- _TASK DESCRIPTION_
The goal is to restate all of the records below word for word.

- _RECORDS SUPPLIED_
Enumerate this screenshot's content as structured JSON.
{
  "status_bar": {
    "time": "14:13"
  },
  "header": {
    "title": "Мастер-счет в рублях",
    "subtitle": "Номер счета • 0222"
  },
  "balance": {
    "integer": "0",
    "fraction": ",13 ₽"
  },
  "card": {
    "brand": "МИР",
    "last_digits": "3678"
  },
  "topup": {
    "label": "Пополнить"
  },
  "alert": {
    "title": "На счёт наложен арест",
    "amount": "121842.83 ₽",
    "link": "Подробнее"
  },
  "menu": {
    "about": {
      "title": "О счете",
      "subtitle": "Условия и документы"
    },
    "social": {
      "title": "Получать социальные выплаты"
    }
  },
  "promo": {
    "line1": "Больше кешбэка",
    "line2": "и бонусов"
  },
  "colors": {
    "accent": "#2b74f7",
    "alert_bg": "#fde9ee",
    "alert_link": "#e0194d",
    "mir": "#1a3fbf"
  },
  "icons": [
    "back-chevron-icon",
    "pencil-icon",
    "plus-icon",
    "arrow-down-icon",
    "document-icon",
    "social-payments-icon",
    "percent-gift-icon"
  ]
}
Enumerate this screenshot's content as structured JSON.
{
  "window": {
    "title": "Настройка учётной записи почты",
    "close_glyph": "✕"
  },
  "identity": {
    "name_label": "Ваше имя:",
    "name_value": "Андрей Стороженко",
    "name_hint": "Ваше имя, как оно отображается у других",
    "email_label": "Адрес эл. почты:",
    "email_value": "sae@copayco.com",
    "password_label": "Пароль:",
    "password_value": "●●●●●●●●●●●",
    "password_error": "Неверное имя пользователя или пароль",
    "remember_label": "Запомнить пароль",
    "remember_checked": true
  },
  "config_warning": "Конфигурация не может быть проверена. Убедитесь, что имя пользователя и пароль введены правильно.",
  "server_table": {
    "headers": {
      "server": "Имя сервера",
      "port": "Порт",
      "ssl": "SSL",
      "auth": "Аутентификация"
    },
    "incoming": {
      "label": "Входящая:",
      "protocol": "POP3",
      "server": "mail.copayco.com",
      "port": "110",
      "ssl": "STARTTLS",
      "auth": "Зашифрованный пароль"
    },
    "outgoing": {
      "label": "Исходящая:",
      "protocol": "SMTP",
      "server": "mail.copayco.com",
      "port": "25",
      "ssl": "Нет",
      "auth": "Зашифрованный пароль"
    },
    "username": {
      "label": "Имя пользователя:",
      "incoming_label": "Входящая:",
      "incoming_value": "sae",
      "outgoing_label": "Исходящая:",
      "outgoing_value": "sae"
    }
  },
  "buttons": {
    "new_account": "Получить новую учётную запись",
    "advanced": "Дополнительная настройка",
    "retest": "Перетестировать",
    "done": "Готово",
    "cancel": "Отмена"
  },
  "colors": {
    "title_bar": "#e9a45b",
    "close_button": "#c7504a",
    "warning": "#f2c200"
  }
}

- _ANSWER BELOW_
Enumerate this screenshot's content as structured JSON.
{
  "status_bar": {
    "time": "14:13"
  },
  "header": {
    "title": "Мастер-счет в рублях",
    "subtitle": "Номер счета • 0222"
  },
  "balance": {
    "integer": "0",
    "fraction": ",13 ₽"
  },
  "card": {
    "brand": "МИР",
    "last_digits": "3678"
  },
  "topup": {
    "label": "Пополнить"
  },
  "alert": {
    "title": "На счёт наложен арест",
    "amount": "121842.83 ₽",
    "link": "Подробнее"
  },
  "menu": {
    "about": {
      "title": "О счете",
      "subtitle": "Условия и документы"
    },
    "social": {
      "title": "Получать социальные выплаты"
    }
  },
  "promo": {
    "line1": "Больше кешбэка",
    "line2": "и бонусов"
  },
  "colors": {
    "accent": "#2b74f7",
    "alert_bg": "#fde9ee",
    "alert_link": "#e0194d",
    "mir": "#1a3fbf"
  },
  "icons": [
    "back-chevron-icon",
    "pencil-icon",
    "plus-icon",
    "arrow-down-icon",
    "document-icon",
    "social-payments-icon",
    "percent-gift-icon"
  ]
}
Enumerate this screenshot's content as structured JSON.
{
  "window": {
    "title": "Настройка учётной записи почты",
    "close_glyph": "✕"
  },
  "identity": {
    "name_label": "Ваше имя:",
    "name_value": "Андрей Стороженко",
    "name_hint": "Ваше имя, как оно отображается у других",
    "email_label": "Адрес эл. почты:",
    "email_value": "sae@copayco.com",
    "password_label": "Пароль:",
    "password_value": "●●●●●●●●●●●",
    "password_error": "Неверное имя пользователя или пароль",
    "remember_label": "Запомнить пароль",
    "remember_checked": true
  },
  "config_warning": "Конфигурация не может быть проверена. Убедитесь, что имя пользователя и пароль введены правильно.",
  "server_table": {
    "headers": {
      "server": "Имя сервера",
      "port": "Порт",
      "ssl": "SSL",
      "auth": "Аутентификация"
    },
    "incoming": {
      "label": "Входящая:",
      "protocol": "POP3",
      "server": "mail.copayco.com",
      "port": "110",
      "ssl": "STARTTLS",
      "auth": "Зашифрованный пароль"
    },
    "outgoing": {
      "label": "Исходящая:",
      "protocol": "SMTP",
      "server": "mail.copayco.com",
      "port": "25",
      "ssl": "Нет",
      "auth": "Зашифрованный пароль"
    },
    "username": {
      "label": "Имя пользователя:",
      "incoming_label": "Входящая:",
      "incoming_value": "sae",
      "outgoing_label": "Исходящая:",
      "outgoing_value": "sae"
    }
  },
  "buttons": {
    "new_account": "Получить новую учётную запись",
    "advanced": "Дополнительная настройка",
    "retest": "Перетестировать",
    "done": "Готово",
    "cancel": "Отмена"
  },
  "colors": {
    "title_bar": "#e9a45b",
    "close_button": "#c7504a",
    "warning": "#f2c200"
  }
}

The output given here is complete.